The eResearch NZ 2013 has been a fantastic success. It's very encouraging to begin to see some public endorsement come through. Penny Carnaby, Head Librarian at Lincoln University, has had this to say:
Erin, Deborah, Hugh and Stuart Charters from ESD attended the eResearch NZ conference at UCAN this week. Erin and Deborah’s paper was really well received and, if I am permitted to be really proud of them both then I certainly am! This was a watershed conference for research librarians throughout the country. It was the first time that that there has been a significant contribution from the sector in relation to e-research and Open Research. Colleagues from Otago, Canterbury and Auckland Universities were there and we have agreed to work much more closely with CONZUL (http://www.universitiesnz.ac.nz/aboutus/sc/conzul) on a common approach to data management and curation and data literacy across the sector.
Submitted by Tim McNamara on Thu, 11/07/2013 - 3:40pm
eResearch Australasia brings together practitioners and researchers for a stimulating week to share ideas and exemplars on new information centric research capabilities. eResearch is focused on how information and communications technologies help researchers to collect, manage, share, process, analyse, store, find, and re-use information.
J. Stephen Downie, University of Illinois at Urbana-Champaign
J. Stephen Downie is Associate Dean for Research and a Professor at the Graduate School of Library and Information Science at the University of Illinois at Urbana-Champaign. Downie is the Illinois Co-Director of the HathiTrust Research Center (HTRC). He is also Director of the International Music Information Retrieval Systems Evaluation Laboratory (IMIRSEL) and founder and ongoing director of the Music Information Retrieval Evaluation eXchange (MIREX). He was the Principal Investigator on the Networked Environment for Music Analysis (NEMA) project, funded by the Andrew W. Mellon Foundation. He is Co-Principal Investigator on the Structural Analysis of Large Amounts of Music Information (SALAMI) project, jointly funded by the National Science Foundation (NSF), the Canadian Social Science and Humanities Research Council (SSHRC), and the UK’s Joint Information Systems Committee (JISC). He has been very active in the establishment of the Music Information Retrieval (MIR) community through his ongoing work with the International Society for Music Information Retrieval (ISMIR) conferences. He was ISMIR's founding President and now serves on the ISMIR board. Professor Downie holds a BA (Music Theory and Composition) along with a Master's and a PhD in Library and Information Science, all earned at the University of Western Ontario, London, Canada.
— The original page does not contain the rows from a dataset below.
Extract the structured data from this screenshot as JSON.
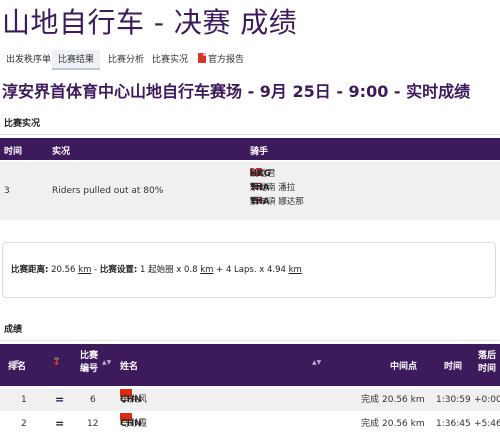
{
  "page": {
    "title": "山地自行车 - 决赛 成绩",
    "venue_heading": "淳安界首体育中心山地自行车赛场 - 9月 25日 - 9:00 - 实时成绩"
  },
  "tabs": [
    {
      "label": "出发秩序单",
      "active": false
    },
    {
      "label": "比赛结果",
      "active": true
    },
    {
      "label": "比赛分析",
      "active": false
    },
    {
      "label": "比赛实况",
      "active": false
    },
    {
      "label": "官方报告",
      "active": false,
      "icon": "pdf-icon"
    }
  ],
  "situation": {
    "section_title": "比赛实况",
    "columns": {
      "time": "时间",
      "situation": "实况",
      "riders": "骑手"
    },
    "row": {
      "time": "3",
      "text": "Riders pulled out at 80%",
      "riders": [
        {
          "bib": "13",
          "noc": "HKG",
          "name": "關皚君",
          "flag": "HKG"
        },
        {
          "bib": "9",
          "noc": "THA",
          "name": "永他南 潘拉",
          "flag": "THA"
        },
        {
          "bib": "10",
          "noc": "THA",
          "name": "素布須 娜达那",
          "flag": "THA"
        }
      ]
    }
  },
  "race_info": {
    "distance_label": "比赛距离:",
    "distance_value": "20.56",
    "distance_unit": "km",
    "setting_label": "比赛设置:",
    "setting_value": "1 起始圈 x 0.8",
    "setting_unit_1": "km",
    "setting_rest": "+ 4 Laps. x 4.94",
    "setting_unit_2": "km"
  },
  "results": {
    "section_title": "成绩",
    "columns": {
      "rank": "排名",
      "bib": "比赛\n编号",
      "name": "姓名",
      "intermediate": "中间点",
      "time": "时间",
      "behind": "落后\n时间"
    },
    "rows": [
      {
        "rank": "1",
        "change": "=",
        "bib": "6",
        "noc": "CHN",
        "name": "李洪风",
        "flag": "CHN",
        "status": "完成",
        "distance": "20.56 km",
        "time": "1:30:59",
        "behind": "+0:00"
      },
      {
        "rank": "2",
        "change": "=",
        "bib": "12",
        "noc": "CHN",
        "name": "马彩霞",
        "flag": "CHN",
        "status": "完成",
        "distance": "20.56 km",
        "time": "1:36:45",
        "behind": "+5:46"
      }
    ]
  },
  "colors": {
    "header_purple": "#3d1a5b",
    "row_gray": "#f0f0f0"
  }
}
Bill Howe, University of Washington
Bill Howe is the Director of Research for Scalable Data Analytics at the UW eScience Institute and holds an Affiliate Assistant Professor appointment in Computer Science & Engineering, where he studies data management, analytics, and visualization systems for science applications. Howe has received two Jim Gray Seed Grant awards from Microsoft Research for work on managing environmental data, and has had two papers selected to appear in VLDB Journal's "Best of Conference" issue (2004 and 2010) for work in data-intensive computing for science. Howe serves on the program and organizing committees for a number of conferences in the area of scientific data management, and serves on the Science Advisory Board of the SciDB project, a project to build a new database system expressly for science. He holds a Ph.D. in Computer Science from Portland State University, where he studied under Prof. David Maier, and a Bachelor's degree in Industrial & Systems Engineering from Georgia Tech.
Open access and open science/research are highly topical conversations, with increasing computational intensity of research leading to calls for open access to source code and data, in order to reproduce research outputs. Both of these topics will be touched upon at eResearch NZ 2013:
Submitted by Nick Jones on Fri, 07/06/2013 - 5:07pm
Are you interested in the state of New Zealand’s eResearch platforms supporting innovation, or the management of eresearch in New Zealand? eResearch NZ 2013 has lots to offer people who are looking at eresearch in a broader context.
Submitted by Nick Jones on Fri, 07/06/2013 - 4:21pm